▶ **Task to complete**: Determine how many lines of the records include "this", and answer with the number alone.

(Dataset rows for apps and sites)

○ ○ ○ ○ ○

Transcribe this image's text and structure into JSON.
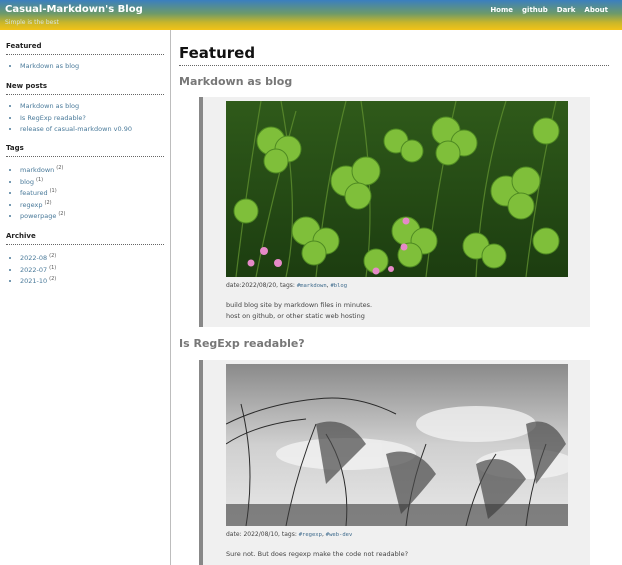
{
  "header": {
    "title": "Casual-Markdown's Blog",
    "subtitle": "Simple is the best",
    "nav": [
      "Home",
      "github",
      "Dark",
      "About"
    ]
  },
  "sidebar": {
    "featured": {
      "heading": "Featured",
      "items": [
        "Markdown as blog"
      ]
    },
    "new_posts": {
      "heading": "New posts",
      "items": [
        "Markdown as blog",
        "Is RegExp readable?",
        "release of casual-markdown v0.90"
      ]
    },
    "tags": {
      "heading": "Tags",
      "items": [
        {
          "label": "markdown",
          "count": "(2)"
        },
        {
          "label": "blog",
          "count": "(1)"
        },
        {
          "label": "featured",
          "count": "(1)"
        },
        {
          "label": "regexp",
          "count": "(2)"
        },
        {
          "label": "powerpage",
          "count": "(2)"
        }
      ]
    },
    "archive": {
      "heading": "Archive",
      "items": [
        {
          "label": "2022-08",
          "count": "(2)"
        },
        {
          "label": "2022-07",
          "count": "(1)"
        },
        {
          "label": "2021-10",
          "count": "(2)"
        }
      ]
    }
  },
  "main": {
    "page_title": "Featured",
    "posts": [
      {
        "title": "Markdown as blog",
        "meta_prefix": "date:2022/08/20, tags: ",
        "tags": [
          "#markdown",
          "#blog"
        ],
        "lines": [
          "build blog site by markdown files in minutes.",
          "host on github, or other static web hosting"
        ],
        "image": "green-clover-plants-with-pink-flowers"
      },
      {
        "title": "Is RegExp readable?",
        "meta_prefix": "date: 2022/08/10, tags: ",
        "tags": [
          "#regexp",
          "#web-dev"
        ],
        "lines": [
          "Sure not. But does regexp make the code not readable?"
        ],
        "image": "grayscale-pampas-grass-under-sky"
      }
    ]
  }
}
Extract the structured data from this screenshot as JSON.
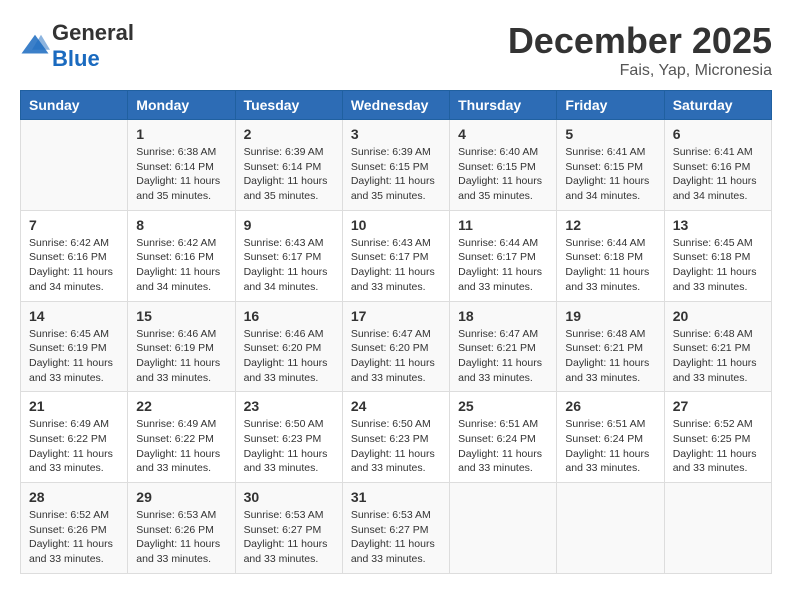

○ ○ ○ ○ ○

▶ **The answer**: 2